In the records below, find each line containing the word "JSON" and copy it.

***

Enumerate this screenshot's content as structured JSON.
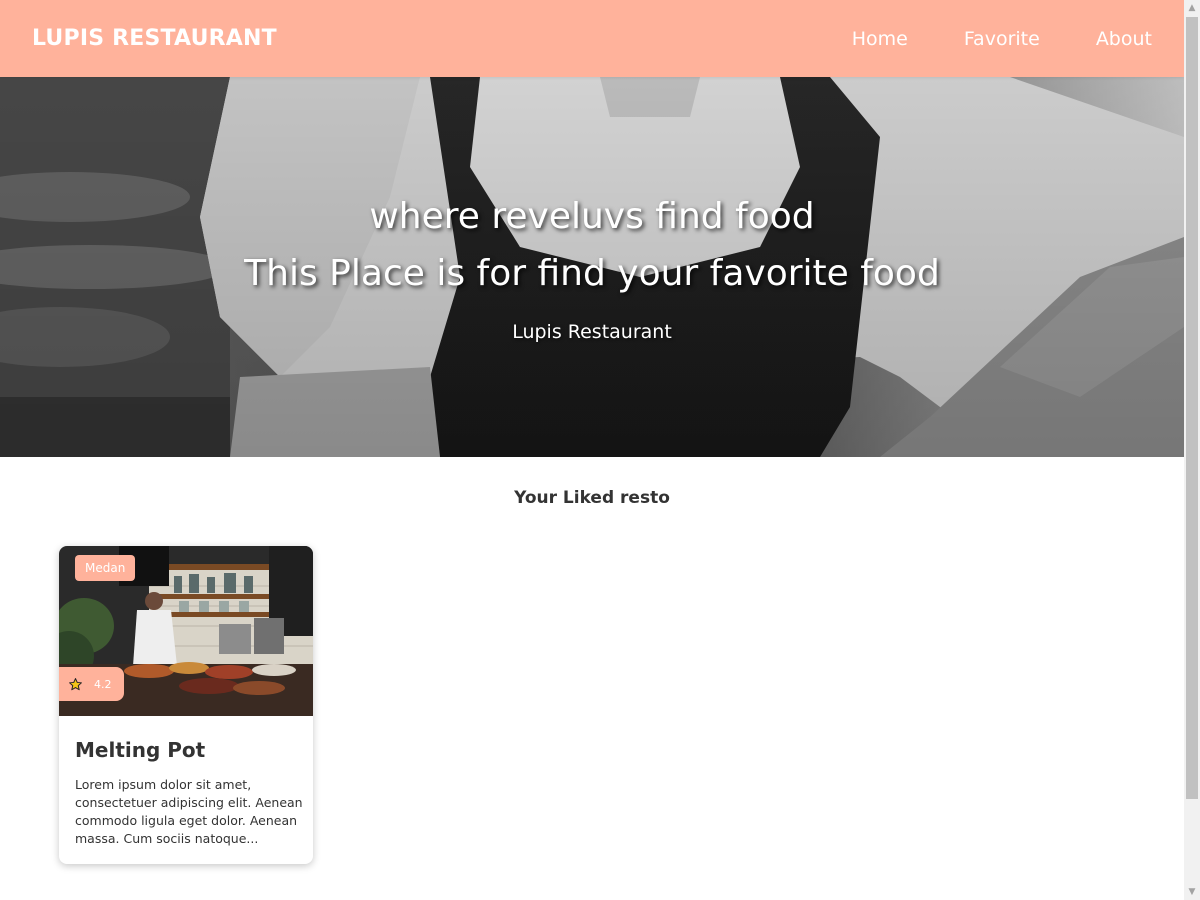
{
  "header": {
    "brand": "LUPIS RESTAURANT",
    "nav": [
      "Home",
      "Favorite",
      "About"
    ]
  },
  "hero": {
    "title_line1": "where reveluvs find food",
    "title_line2": "This Place is for find your favorite food",
    "subtitle": "Lupis Restaurant"
  },
  "favorites": {
    "section_title": "Your Liked resto",
    "cards": [
      {
        "city": "Medan",
        "rating": "4.2",
        "name": "Melting Pot",
        "description": "Lorem ipsum dolor sit amet, consectetuer adipiscing elit. Aenean commodo ligula eget dolor. Aenean massa. Cum sociis natoque..."
      }
    ]
  },
  "icons": {
    "rating": "star-icon",
    "scroll_up": "triangle-up-icon",
    "scroll_down": "triangle-down-icon"
  },
  "colors": {
    "accent": "#ffb29b",
    "text": "#333333",
    "white": "#ffffff"
  }
}
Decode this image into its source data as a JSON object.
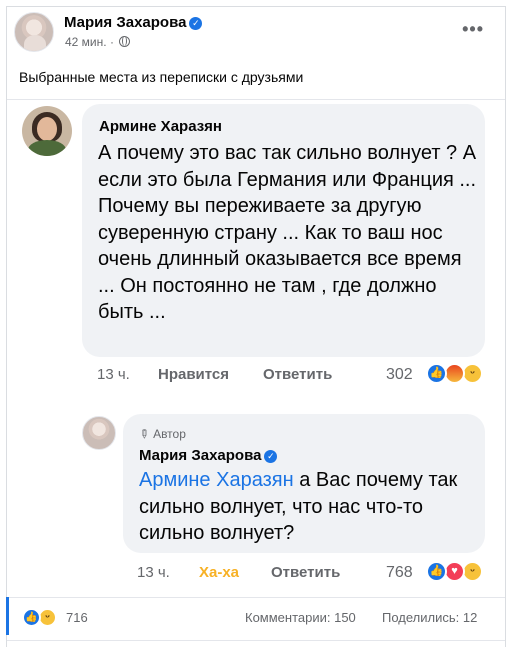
{
  "post": {
    "author": "Мария Захарова",
    "time": "42 мин.",
    "separator": "·",
    "caption": "Выбранные места из переписки с друзьями",
    "more": "•••"
  },
  "comments": [
    {
      "author": "Армине Харазян",
      "text": "А почему это вас так сильно волнует ? А если это была Германия или Франция ... Почему вы переживаете за другую суверенную страну ... Как то ваш нос очень длинный оказывается все время ... Он постоянно не там , где должно быть ...",
      "time": "13 ч.",
      "like_label": "Нравится",
      "reply_label": "Ответить",
      "reaction_count": "302"
    },
    {
      "badge": "Автор",
      "author": "Мария Захарова",
      "mention": "Армине Харазян",
      "text": " а Вас почему так сильно волнует, что нас что-то сильно волнует?",
      "time": "13 ч.",
      "like_label": "Ха-ха",
      "reply_label": "Ответить",
      "reaction_count": "768"
    }
  ],
  "footer": {
    "reaction_count": "716",
    "comments": "Комментарии: 150",
    "shares": "Поделились: 12"
  },
  "colors": {
    "accent": "#1b74e4",
    "haha": "#f7b125",
    "text_secondary": "#65676b"
  },
  "icons": [
    "globe-icon",
    "verified-icon",
    "like-icon",
    "angry-icon",
    "haha-icon",
    "love-icon",
    "pen-icon"
  ]
}
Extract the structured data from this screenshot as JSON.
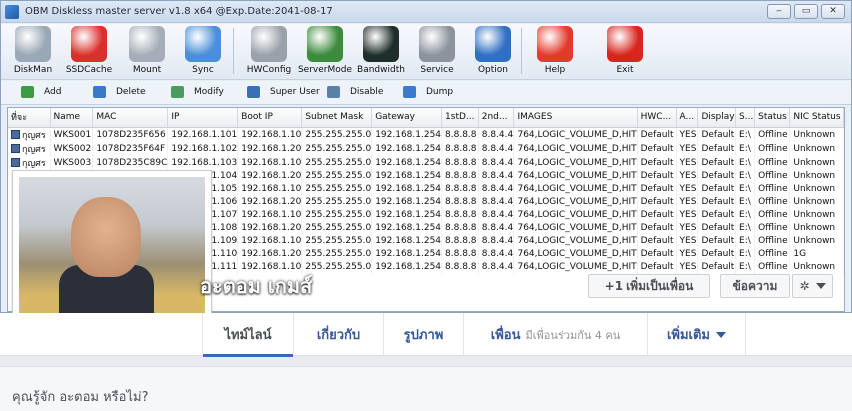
{
  "window": {
    "title": "OBM Diskless master server v1.8 x64 @Exp.Date:2041-08-17",
    "buttons": [
      "‒",
      "▭",
      "✕"
    ]
  },
  "toolbar": [
    {
      "label": "DiskMan",
      "icon": "disk-manager-icon",
      "color": "#9aa7b6"
    },
    {
      "label": "SSDCache",
      "icon": "ssd-cache-icon",
      "color": "#d9302c"
    },
    {
      "label": "Mount",
      "icon": "mount-disk-icon",
      "color": "#a5aeb8"
    },
    {
      "label": "Sync",
      "icon": "sync-users-icon",
      "color": "#4b8fd8"
    },
    {
      "label": "HWConfig",
      "icon": "hardware-config-icon",
      "color": "#9aa1ab"
    },
    {
      "label": "ServerMode",
      "icon": "server-mode-icon",
      "color": "#3d8b3d"
    },
    {
      "label": "Bandwidth",
      "icon": "bandwidth-icon",
      "color": "#1f2e2a"
    },
    {
      "label": "Service",
      "icon": "service-gears-icon",
      "color": "#8c939c"
    },
    {
      "label": "Option",
      "icon": "option-icon",
      "color": "#2f6fc4"
    },
    {
      "label": "Help",
      "icon": "help-windows-icon",
      "color": "#e23b2e"
    },
    {
      "label": "Exit",
      "icon": "exit-power-icon",
      "color": "#d8261f"
    }
  ],
  "commands": [
    {
      "label": "Add",
      "icon": "add-icon"
    },
    {
      "label": "Delete",
      "icon": "delete-icon"
    },
    {
      "label": "Modify",
      "icon": "modify-icon"
    },
    {
      "label": "Super User",
      "icon": "super-user-icon"
    },
    {
      "label": "Disable",
      "icon": "disable-icon"
    },
    {
      "label": "Dump",
      "icon": "dump-icon"
    }
  ],
  "table": {
    "columns": [
      "ที่จะ",
      "Name",
      "MAC",
      "IP",
      "Boot IP",
      "Subnet Mask",
      "Gateway",
      "1stD...",
      "2nd...",
      "IMAGES",
      "HWC...",
      "A...",
      "Display",
      "S...",
      "Status",
      "NIC Status"
    ],
    "rows": [
      [
        "กุญศร",
        "WKS001",
        "1078D235F656",
        "192.168.1.101",
        "192.168.1.10",
        "255.255.255.0",
        "192.168.1.254",
        "8.8.8.8",
        "8.8.4.4",
        "764,LOGIC_VOLUME_D,HIT",
        "Default",
        "YES",
        "Default",
        "E:\\",
        "Offline",
        "Unknown"
      ],
      [
        "กุญศร",
        "WKS002",
        "1078D235F64F",
        "192.168.1.102",
        "192.168.1.20",
        "255.255.255.0",
        "192.168.1.254",
        "8.8.8.8",
        "8.8.4.4",
        "764,LOGIC_VOLUME_D,HIT",
        "Default",
        "YES",
        "Default",
        "E:\\",
        "Offline",
        "Unknown"
      ],
      [
        "กุญศร",
        "WKS003",
        "1078D235C89C",
        "192.168.1.103",
        "192.168.1.10",
        "255.255.255.0",
        "192.168.1.254",
        "8.8.8.8",
        "8.8.4.4",
        "764,LOGIC_VOLUME_D,HIT",
        "Default",
        "YES",
        "Default",
        "E:\\",
        "Offline",
        "Unknown"
      ],
      [
        "",
        "",
        "",
        "192.168.1.104",
        "192.168.1.20",
        "255.255.255.0",
        "192.168.1.254",
        "8.8.8.8",
        "8.8.4.4",
        "764,LOGIC_VOLUME_D,HIT",
        "Default",
        "YES",
        "Default",
        "E:\\",
        "Offline",
        "Unknown"
      ],
      [
        "",
        "",
        "",
        "192.168.1.105",
        "192.168.1.10",
        "255.255.255.0",
        "192.168.1.254",
        "8.8.8.8",
        "8.8.4.4",
        "764,LOGIC_VOLUME_D,HIT",
        "Default",
        "YES",
        "Default",
        "E:\\",
        "Offline",
        "Unknown"
      ],
      [
        "",
        "",
        "",
        "192.168.1.106",
        "192.168.1.20",
        "255.255.255.0",
        "192.168.1.254",
        "8.8.8.8",
        "8.8.4.4",
        "764,LOGIC_VOLUME_D,HIT",
        "Default",
        "YES",
        "Default",
        "E:\\",
        "Offline",
        "Unknown"
      ],
      [
        "",
        "",
        "",
        "192.168.1.107",
        "192.168.1.10",
        "255.255.255.0",
        "192.168.1.254",
        "8.8.8.8",
        "8.8.4.4",
        "764,LOGIC_VOLUME_D,HIT",
        "Default",
        "YES",
        "Default",
        "E:\\",
        "Offline",
        "Unknown"
      ],
      [
        "",
        "",
        "",
        "192.168.1.108",
        "192.168.1.20",
        "255.255.255.0",
        "192.168.1.254",
        "8.8.8.8",
        "8.8.4.4",
        "764,LOGIC_VOLUME_D,HIT",
        "Default",
        "YES",
        "Default",
        "E:\\",
        "Offline",
        "Unknown"
      ],
      [
        "",
        "",
        "",
        "192.168.1.109",
        "192.168.1.10",
        "255.255.255.0",
        "192.168.1.254",
        "8.8.8.8",
        "8.8.4.4",
        "764,LOGIC_VOLUME_D,HIT",
        "Default",
        "YES",
        "Default",
        "E:\\",
        "Offline",
        "Unknown"
      ],
      [
        "",
        "",
        "",
        "192.168.1.110",
        "192.168.1.20",
        "255.255.255.0",
        "192.168.1.254",
        "8.8.8.8",
        "8.8.4.4",
        "764,LOGIC_VOLUME_D,HIT",
        "Default",
        "YES",
        "Default",
        "E:\\",
        "Offline",
        "1G"
      ],
      [
        "",
        "",
        "",
        "192.168.1.111",
        "192.168.1.10",
        "255.255.255.0",
        "192.168.1.254",
        "8.8.8.8",
        "8.8.4.4",
        "764,LOGIC_VOLUME_D,HIT",
        "Default",
        "YES",
        "Default",
        "E:\\",
        "Offline",
        "Unknown"
      ]
    ]
  },
  "profile": {
    "name": "อะตอม เกมส์",
    "add_friend": "เพิ่มเป็นเพื่อน",
    "add_friend_icon": "+1",
    "message": "ข้อความ",
    "gear_icon": "✲"
  },
  "nav": {
    "tabs": [
      {
        "label": "ไทม์ไลน์"
      },
      {
        "label": "เกี่ยวกับ"
      },
      {
        "label": "รูปภาพ"
      },
      {
        "label": "เพื่อน",
        "sub": "มีเพื่อนร่วมกัน 4 คน"
      },
      {
        "label": "เพิ่มเติม"
      }
    ]
  },
  "know": {
    "text": "คุณรู้จัก อะตอม หรือไม่?"
  }
}
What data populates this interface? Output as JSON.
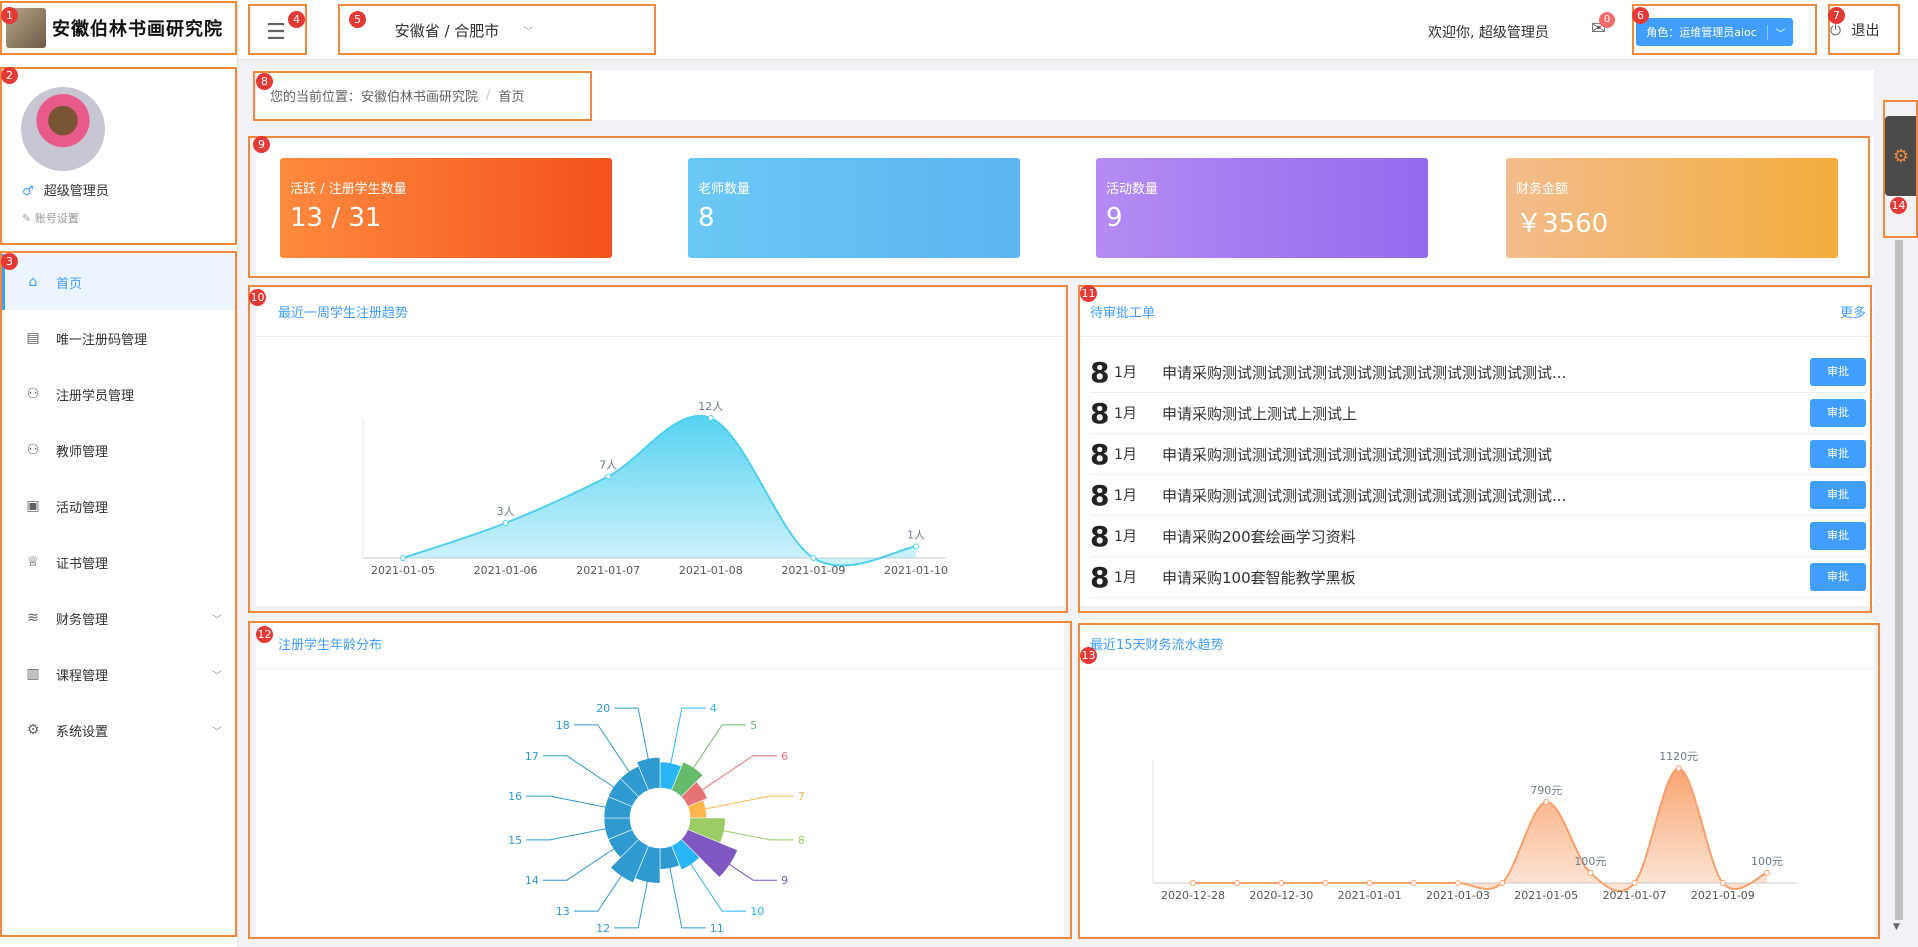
{
  "logo": {
    "text": "安徽伯林书画研究院"
  },
  "profile": {
    "sex_icon": "♂",
    "name": "超级管理员",
    "account_settings": "账号设置"
  },
  "sidebar": {
    "items": [
      {
        "label": "首页",
        "icon": "home-icon",
        "glyph": "⌂",
        "active": true
      },
      {
        "label": "唯一注册码管理",
        "icon": "document-icon",
        "glyph": "▤"
      },
      {
        "label": "注册学员管理",
        "icon": "user-icon",
        "glyph": "⚇"
      },
      {
        "label": "教师管理",
        "icon": "user-icon",
        "glyph": "⚇"
      },
      {
        "label": "活动管理",
        "icon": "gift-icon",
        "glyph": "▣"
      },
      {
        "label": "证书管理",
        "icon": "trophy-icon",
        "glyph": "♕"
      },
      {
        "label": "财务管理",
        "icon": "coins-icon",
        "glyph": "≋",
        "expandable": true
      },
      {
        "label": "课程管理",
        "icon": "book-icon",
        "glyph": "▥",
        "expandable": true
      },
      {
        "label": "系统设置",
        "icon": "gear-icon",
        "glyph": "⚙",
        "expandable": true
      }
    ]
  },
  "header": {
    "region": "安徽省 / 合肥市",
    "welcome": "欢迎你, 超级管理员",
    "message_count": "0",
    "role_button": "角色：运维管理员aioc",
    "logout": "退出"
  },
  "breadcrumb": {
    "prefix": "您的当前位置：",
    "home": "安徽伯林书画研究院",
    "separator": "/",
    "current": "首页"
  },
  "stats": [
    {
      "label": "活跃 / 注册学生数量",
      "value": "13 / 31",
      "gradient": [
        "#ff8a3d",
        "#f4511e"
      ]
    },
    {
      "label": "老师数量",
      "value": "8",
      "gradient": [
        "#6ac8f4",
        "#5db5f1"
      ]
    },
    {
      "label": "活动数量",
      "value": "9",
      "gradient": [
        "#b58bf3",
        "#9569ee"
      ]
    },
    {
      "label": "财务金额",
      "value": "￥3560",
      "gradient": [
        "#f3bc8c",
        "#f3ad3d"
      ]
    }
  ],
  "panels": {
    "trend_title": "最近一周学生注册趋势",
    "orders_title": "待审批工单",
    "orders_more": "更多",
    "age_title": "注册学生年龄分布",
    "finance_title": "最近15天财务流水趋势"
  },
  "orders": [
    {
      "day": "8",
      "month": "1月",
      "text": "申请采购测试测试测试测试测试测试测试测试测试测试测试...",
      "button": "审批"
    },
    {
      "day": "8",
      "month": "1月",
      "text": "申请采购测试上测试上测试上",
      "button": "审批"
    },
    {
      "day": "8",
      "month": "1月",
      "text": "申请采购测试测试测试测试测试测试测试测试测试测试测试",
      "button": "审批"
    },
    {
      "day": "8",
      "month": "1月",
      "text": "申请采购测试测试测试测试测试测试测试测试测试测试测试...",
      "button": "审批"
    },
    {
      "day": "8",
      "month": "1月",
      "text": "申请采购200套绘画学习资料",
      "button": "审批"
    },
    {
      "day": "8",
      "month": "1月",
      "text": "申请采购100套智能教学黑板",
      "button": "审批"
    }
  ],
  "chart_data": [
    {
      "type": "area",
      "categories": [
        "2021-01-05",
        "2021-01-06",
        "2021-01-07",
        "2021-01-08",
        "2021-01-09",
        "2021-01-10"
      ],
      "values": [
        0,
        3,
        7,
        12,
        0,
        1
      ],
      "labels": [
        "",
        "3人",
        "7人",
        "12人",
        "",
        "1人"
      ],
      "ylim": [
        0,
        12
      ],
      "color": "#4dd0f0"
    },
    {
      "type": "pie",
      "variant": "nightingale-rose",
      "categories": [
        "4",
        "5",
        "6",
        "7",
        "8",
        "9",
        "10",
        "11",
        "12",
        "13",
        "14",
        "15",
        "16",
        "17",
        "18",
        "20"
      ],
      "values": [
        3,
        4,
        2,
        1,
        5,
        9,
        3,
        2,
        5,
        6,
        3,
        3,
        3,
        3,
        3,
        4
      ],
      "colors": [
        "#29b6f6",
        "#66bb6a",
        "#e57373",
        "#ffb74d",
        "#9ccc65",
        "#7e57c2",
        "#29b6f6",
        "#2e9ad0",
        "#2e9ad0",
        "#2e9ad0",
        "#2e9ad0",
        "#2e9ad0",
        "#2e9ad0",
        "#2e9ad0",
        "#2e9ad0",
        "#2e9ad0"
      ]
    },
    {
      "type": "area",
      "categories": [
        "2020-12-28",
        "2020-12-29",
        "2020-12-30",
        "2020-12-31",
        "2021-01-01",
        "2021-01-02",
        "2021-01-03",
        "2021-01-04",
        "2021-01-05",
        "2021-01-06",
        "2021-01-07",
        "2021-01-08",
        "2021-01-09",
        "2021-01-10"
      ],
      "tick_labels": [
        "2020-12-28",
        "2020-12-30",
        "2021-01-01",
        "2021-01-03",
        "2021-01-05",
        "2021-01-07",
        "2021-01-09"
      ],
      "values": [
        0,
        0,
        0,
        0,
        0,
        0,
        0,
        0,
        790,
        100,
        0,
        1120,
        0,
        100
      ],
      "labels": [
        "",
        "",
        "",
        "",
        "",
        "",
        "",
        "",
        "790元",
        "100元",
        "",
        "1120元",
        "",
        "100元"
      ],
      "ylim": [
        0,
        1200
      ],
      "color": "#f8a06a"
    }
  ]
}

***

(Expected answer)
Enumerate this screenshot's content as structured JSON.
Decode this image into its source data as a JSON object.
Extract the structured data from this screenshot as JSON.
What data populates this interface? Output as JSON.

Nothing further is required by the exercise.